How 'Drowsy Chaperone' went from a Toronto stag party to a Broadway Hit

Alexander Stevens

Every musical tries to make a point, perhaps teach us something about family, friends or the pursuit of happiness. But every now and then, a musical comes along in which the creation of the show itself becomes part of the message.

Take “The Drowsy Chaperone.” It essentially began as a wedding gift, a token of affection and good will. It was the toast of the wedding party, and — after the stops and starts that are typical of any musical lurching its way to the stage — it became the toast of Broadway. “The Drowsy Chaperone” snagged more Tony Awards than any other musical in 2006 while competing against heavyweights like “Jersey Boys,” “The Wedding Singer” and “The Color Purple.” And now the first national tour stops at the Opera House in Boston, April 22 to May 4.

The message is pretty simple: Follow your heart and the possibilities are limitless.

“You can’t take a cynical approach and try to figure out what other people would like to see,” says Lisa Lambert, who co-wrote the music and lyrics for “Chaperone.” “Do what you love and you’ll find other people who feel the same way. It’s contagious.”

For “Chaperone,” that began with a shared love of musicals, or more accurately, a comic fascination with the people who are addicted to them.

“We’re not so much winking at and making fun of the musical genre, we’re winking at and making fun of the obsessive fan that listens to the same musical scores over and over again,” says Lambert.

That was the seed of “Chaperone.” And although the show has changed a lot since 1998, the heart of it remains in the same place — much closer to the funny bone than the brain.

“The Drowsy Chaperone” tells the story of a man who loves to listen again and again to his LP of the 1929 musical comedy, “The Drowsy Chaperone” (no, there never was a 1929 musical called “The Drowsy Chaperone”). He not only plays it repeatedly, he also complains about it repeatedly.

Lambert understands the addiction.

“[Writer] Don [McKellar], Bob [Martin, the groom] and I went to high school together,” says Lambert. “Instead of doing our homework, we’d watch Marx Bothers and Fred Astaire movies together. Especially the early stuff.”

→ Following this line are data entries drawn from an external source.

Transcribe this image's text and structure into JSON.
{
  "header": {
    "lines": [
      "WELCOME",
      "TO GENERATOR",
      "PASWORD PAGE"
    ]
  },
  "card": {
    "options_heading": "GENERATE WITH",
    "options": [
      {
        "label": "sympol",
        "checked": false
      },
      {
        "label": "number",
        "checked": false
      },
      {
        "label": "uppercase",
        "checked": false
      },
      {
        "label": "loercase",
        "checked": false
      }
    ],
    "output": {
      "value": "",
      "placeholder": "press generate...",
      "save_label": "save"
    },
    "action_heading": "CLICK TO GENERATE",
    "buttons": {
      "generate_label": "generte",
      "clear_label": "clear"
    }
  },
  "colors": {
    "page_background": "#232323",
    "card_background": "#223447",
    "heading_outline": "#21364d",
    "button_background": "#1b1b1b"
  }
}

The friends stuck together after graduation, and became part of a small but lively Toronto comedy scene. Rejuvenated by the success of the wedding performance, they dove back into “Drowsy Chaperone.”

In 1999, the show landed in the Toronto Fringe Festival, in an expanded version that included new songs and more characters.

The show languished until it got picked up in 2004 by the National Alliance of Musical Theatres.

“Things started to happen really fast at that point,” remembers Lambert.

No kidding. Less than two years later, she was living the surreal dream of watching “The Drowsy Chaperone” open on Broadway.

“I was already in a state of I-can’t-believe-this-is-happening,” she says.

And that was before the Tony Awards.

Next thing she knew, she was brushing elbows with Broadway royalty.

“I was on the red carpet with Liza Minnelli,” she remembers. “Someone said, ‘Liza, do you know Lisa?’ And Liza shrieked, ‘Yes!’ And I was thinking, ‘Liza, you don’t know who I am’.”

Lambert is in New York trying to figure out her next step. The success of “Chaperone” has brought her a much-needed infusion of cash, but it hasn’t made her rich. She expects that she and Morrison will soon be getting to work on their next project.

But, in the meantime, she loves New York.

“Since the show is a love letter to Broadway, the community has been so supportive,” she says. “All I knew about Broadway was ‘All About Eve.’ I figured it was all about back-stabbing. But it’s not that way at all. Everyone knows everyone. Everyone helps everyone. It’s an incredibly supportive group of people.”

And as she waits for the next project to take shape, she’s taking full advantage of being in the city.

“I’m seeing every show in New York,” she says, perhaps sounding a little like the lead guy in her own show. “It’s addictive. If I miss one, I get really upset.”

“The Drowsy Chaperone”

April 22- May 4

The Opera House, Boston

Tickets: $30-$91

Call: 617-931-2787